China was hailed for being the first country to meet the poverty-reduction target set out in the UN Millennium Development Goals. Beijing reported that, since 1978, the number of people in rural areas living in poverty had fallen from 250 million to more than 14 million.
Some countries, including the Philippines, Algeria, Vietnam and Malaysia, asked China to share its experience on poverty-reduction strategies, especially in rural areas. But some Western nations took China to task for what they saw as failings on civil and political rights.
Australia and Canada, among others, called on Beijing to ratify the International Covenant on Civil and Political Rights, which it signed in 1998. Australia called on China to abolish the death penalty and, meanwhile, to reduce the number of crimes for which the death penalty can be imposed and publish figures on executions. It also asked China to allow foreign journalists to visit Tibet and to relax restraints on Chinese journalists.
Canada expressed “deep concern” about reports of arbitrary detention of Tibetans, Uyghurs and Mongols, as well as Falun Gong practitioners. It urged China to provide those held on state-security charges with “fundamental legal safeguards,” including access to counsel and public trial and sentencing.
China grouped its response to the recommendations into categories. One list enjoyed China's support. A second contained recommendations that China says it's already implemented, such as guaranteeing detainees be held in decent facilities. A third had recommendations that China says it will study; these include reducing the number of crimes that carry the death penalty and adopting legislation on domestic violence.

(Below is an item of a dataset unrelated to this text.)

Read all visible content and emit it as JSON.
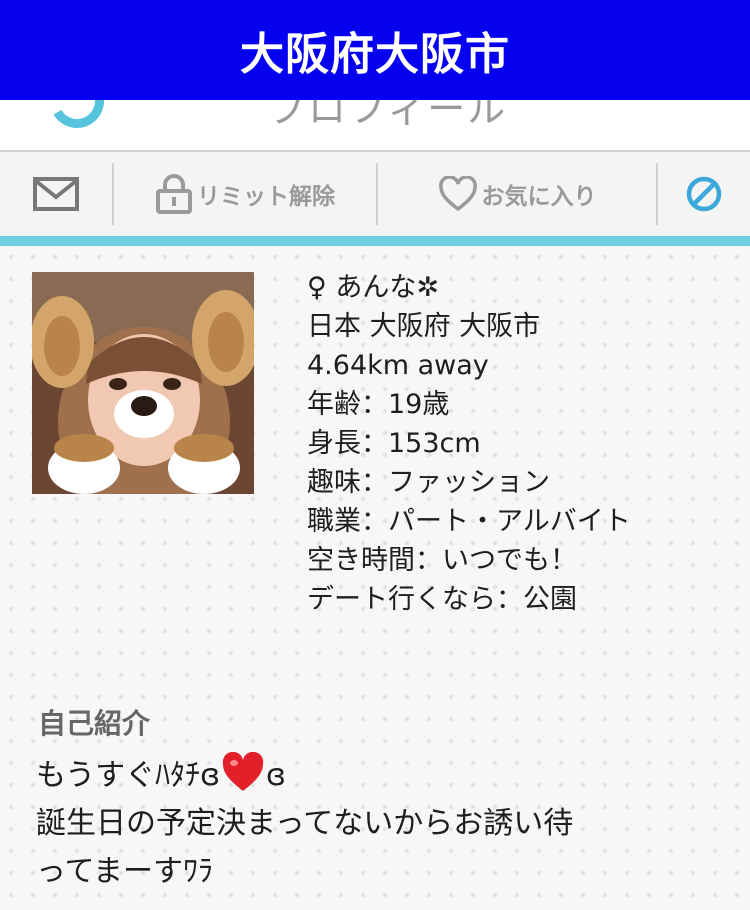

The final list contained recommendations that “did not enjoy the support of China.” These include publishing the number of annual executions, abolishing administrative detention and setting up an independent human-rights institution.
Some of the recommendations were apparently rejected because China insists there is no problem. On freedom of speech and expression, for example, the Chinese delegation said “there is no censorship in the country.” The delegation also “noted with regret that there were a few countries, like Australia, which made some ill-founded comments on Tibet. China categorically rejects this attempt to politicize the issue.”
Australia was the only country mentioned by name in the Chinese response. Ironically, Australian Prime Minister Kevin Rudd, a fluent Mandarin speaker, visited China last year and, in a speech at Peking University, said Australia wanted to be China's
zheng you – a good friend who dares to disagree. Now, it would appear, China is indicating that's not the kind of friend it wants.
The Chinese government's attitude may have been expressed by Vice-President Xi Jinping, who was visiting Mexico. Addressing a group of overseas Chinese, Mr. Xi, who's widely expected to be the country's next leader when President Hu Jintao steps down, said: “There are some foreigners who had eaten their fill and had nothing better to do, pointing their fingers at our affairs. China does not, first, export revolution; second, export poverty and hunger; or third, cause unnecessary trouble for you. What else is there to say?”
It is difficult to see what China expects when it takes part in the activities of the Human Rights Council. There's little point in having a review of a country's human-rights record if all that other countries are expected to do is lavish praise.
Frank Ching is the author of China: The Truth About Its Human Rights Record